Is there a celebrity or famous person you are dying to work with?
Henry Cavill. But I might pass out.
You are a jack of many trades, in that you are also president of Helmet Hairworx. Can you explain a little more about that as well?
I was brought up to be a sort of modern Renaissance man, and I think my life experiences reflect that. After getting a BA in English at Furman University and an MFA in Illustration from SCAD, I put those degrees to work in different ways. I was even an artist for a mannequin company for a few years and did some non-profit work for the Episcopal Church. At 34, I decided to become a barber because I could literally sculpt something AND change someone's self-perception at the same time. That led to one of the greatest honors of my life … being surrounded by wonderful artists and teammates and clients who eventually trusted me and helped me grow a strong company of hair stylists in Atlanta, Ga, called Helmet Hairworx. We have a diverse team of thoughtful, talented people working together, and we do it with our mantra of "sincere effort, skillful execution, and high intention." Makes me proud every single day.
Which avenue do you prefer: photography or the world of hair?
They are so related in my mind, I can't separate them. The love of both springs from the same love of art and opportunity to influence someone's self-perception.
Any big projects coming up in 2018 and beyond?
For my photography, I'm finally starting to sell prints on my website and will be releasing some calendars. I'll be exploring more of the experimental side of photography and, of course, learning every single day.
What is your biggest career goal moving forward?
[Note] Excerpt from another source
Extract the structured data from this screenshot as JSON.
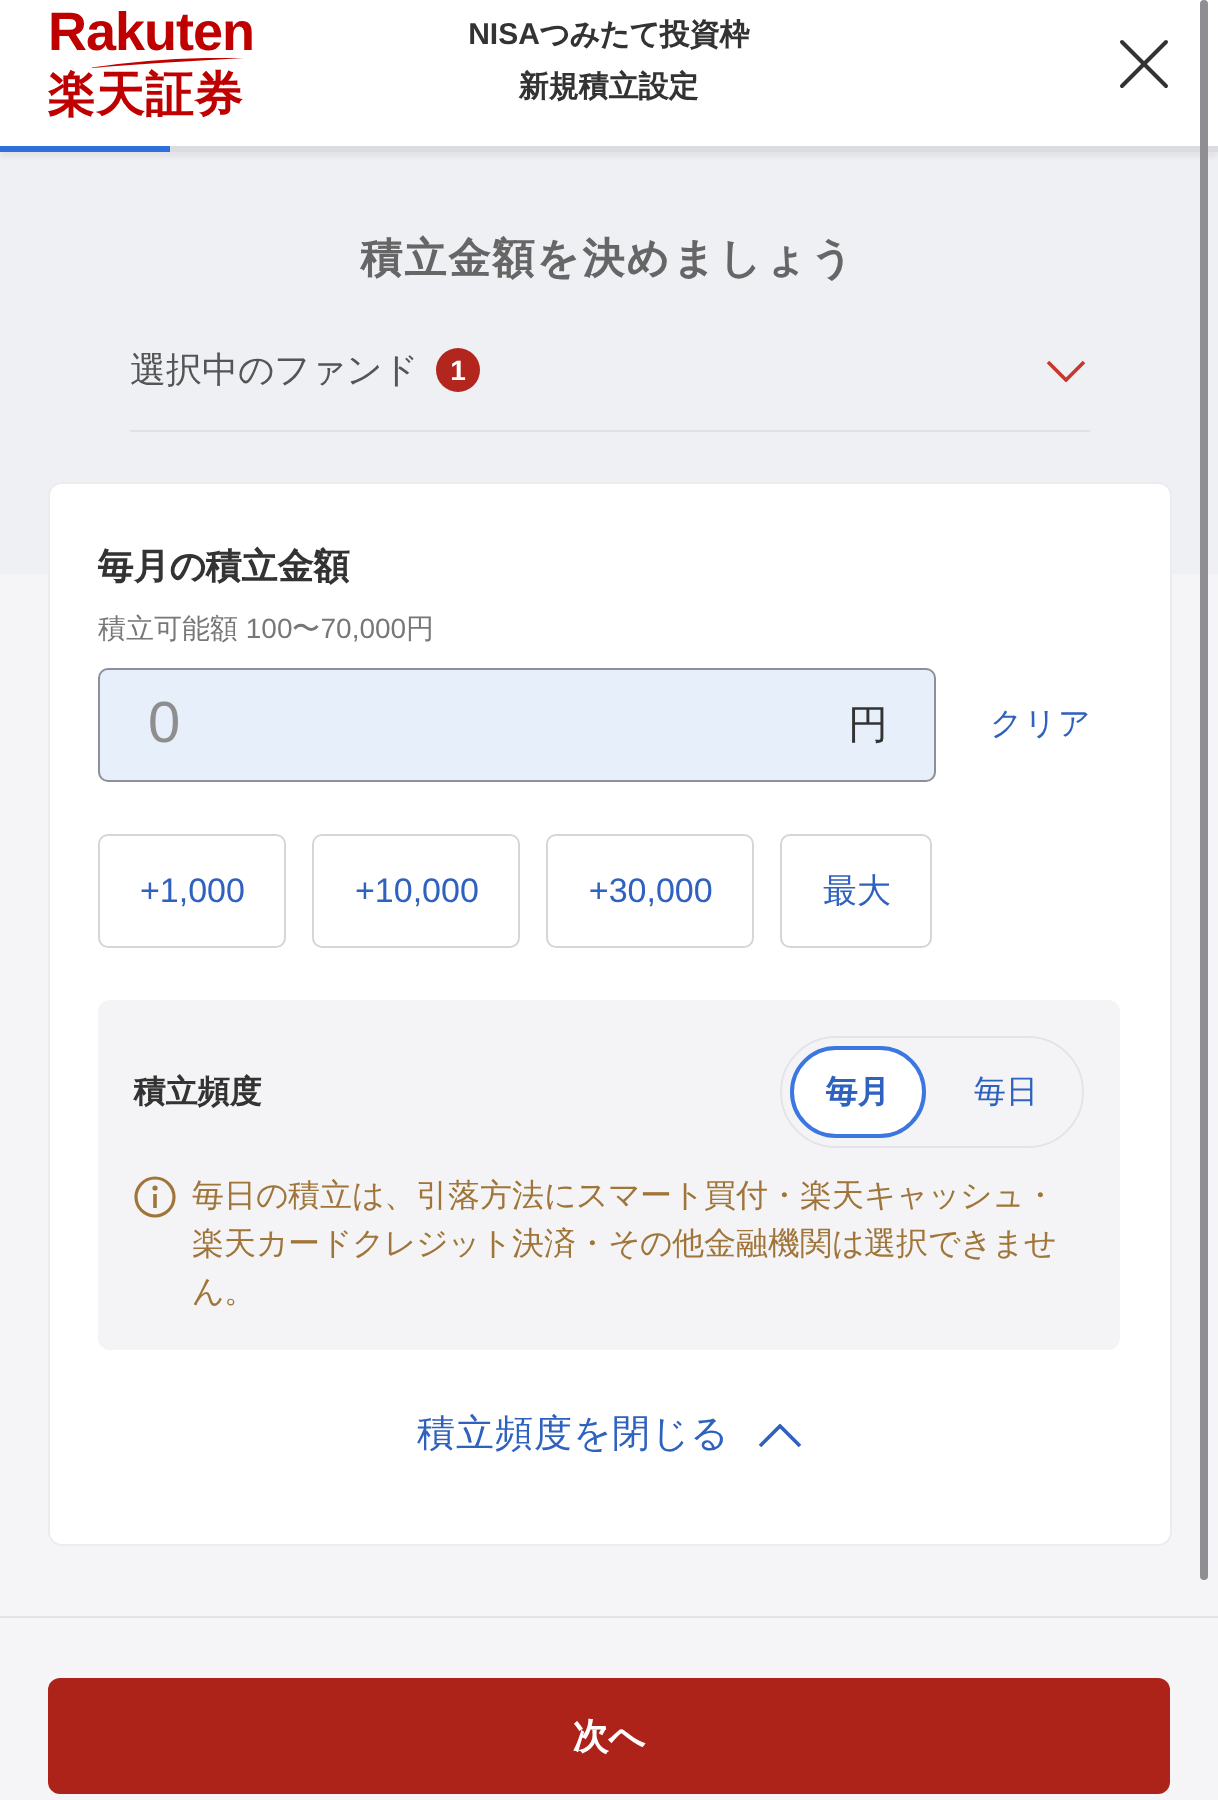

Other than strengthening my style and artistic voice as an artist … balance. I want a career of artistic opportunity, wherever that might take me, and a life of gratitude for the gift of being able to pursue it. The biggest lesson I've learned so far … allow. Just allow the universe to show you, and it will.
For more information on Randy Addison, please check out his official page.